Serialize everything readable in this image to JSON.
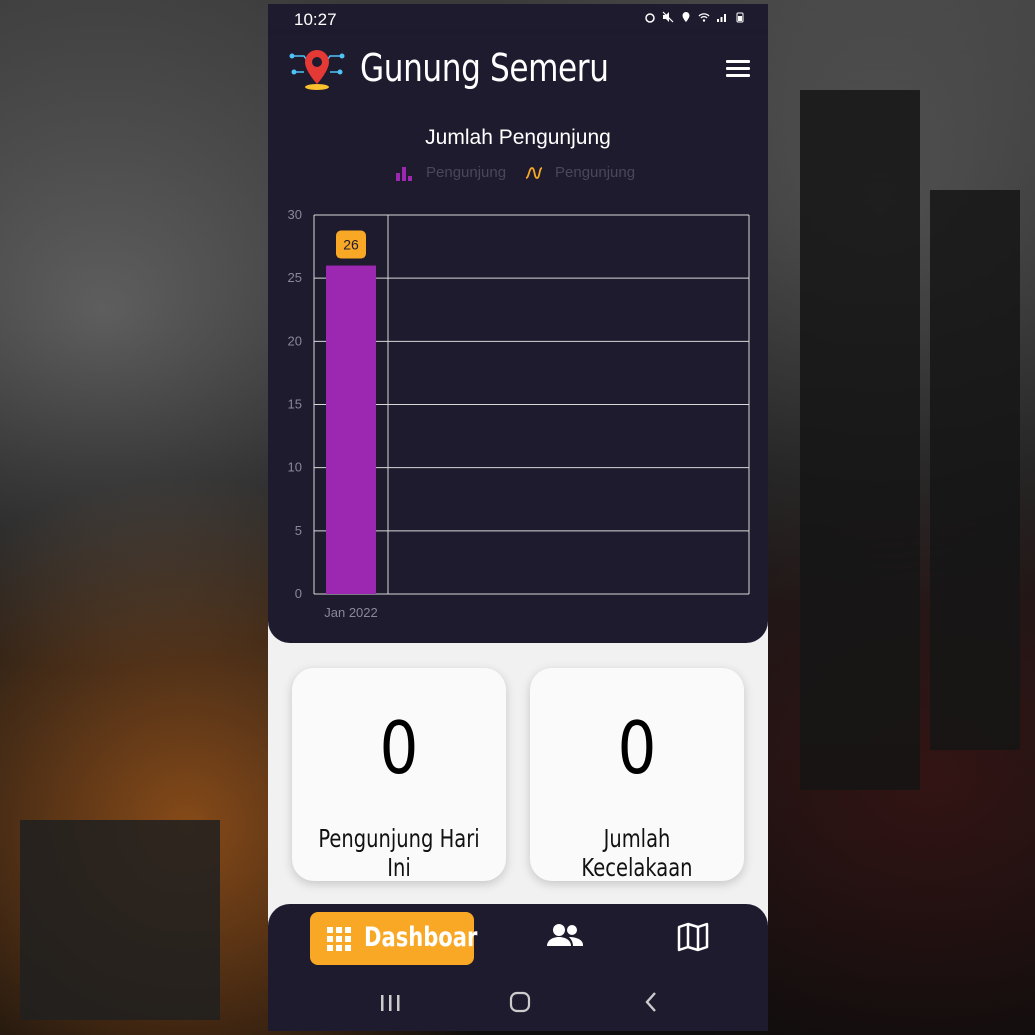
{
  "statusbar": {
    "time": "10:27"
  },
  "app": {
    "title": "Gunung Semeru"
  },
  "chart_data": {
    "type": "bar",
    "title": "Jumlah Pengunjung",
    "categories": [
      "Jan 2022"
    ],
    "series": [
      {
        "name": "Pengunjung",
        "type": "bar",
        "values": [
          26
        ],
        "color": "#9c27b0"
      },
      {
        "name": "Pengunjung",
        "type": "line",
        "values": [
          26
        ],
        "color": "#f9a825"
      }
    ],
    "data_labels": [
      "26"
    ],
    "ylim": [
      0,
      30
    ],
    "yticks": [
      0,
      5,
      10,
      15,
      20,
      25,
      30
    ],
    "grid": true,
    "legend_position": "top"
  },
  "stats": [
    {
      "value": "0",
      "label": "Pengunjung Hari Ini"
    },
    {
      "value": "0",
      "label": "Jumlah Kecelakaan"
    }
  ],
  "nav": {
    "active_label": "Dashboar",
    "icons": [
      "grid-icon",
      "people-icon",
      "map-icon"
    ]
  },
  "colors": {
    "app_dark": "#1e1b2e",
    "accent": "#f9a825",
    "bar": "#9c27b0"
  }
}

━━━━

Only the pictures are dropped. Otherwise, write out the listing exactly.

Serialize everything readable in this image to JSON.
{
  "statusbar": {
    "time": "10:27"
  },
  "app": {
    "title": "Gunung Semeru"
  },
  "chart_data": {
    "type": "bar",
    "title": "Jumlah Pengunjung",
    "categories": [
      "Jan 2022"
    ],
    "series": [
      {
        "name": "Pengunjung",
        "type": "bar",
        "values": [
          26
        ],
        "color": "#9c27b0"
      },
      {
        "name": "Pengunjung",
        "type": "line",
        "values": [
          26
        ],
        "color": "#f9a825"
      }
    ],
    "data_labels": [
      "26"
    ],
    "ylim": [
      0,
      30
    ],
    "yticks": [
      0,
      5,
      10,
      15,
      20,
      25,
      30
    ],
    "grid": true,
    "legend_position": "top"
  },
  "stats": [
    {
      "value": "0",
      "label": "Pengunjung Hari Ini"
    },
    {
      "value": "0",
      "label": "Jumlah Kecelakaan"
    }
  ],
  "nav": {
    "active_label": "Dashboar",
    "icons": [
      "grid-icon",
      "people-icon",
      "map-icon"
    ]
  },
  "colors": {
    "app_dark": "#1e1b2e",
    "accent": "#f9a825",
    "bar": "#9c27b0"
  }
}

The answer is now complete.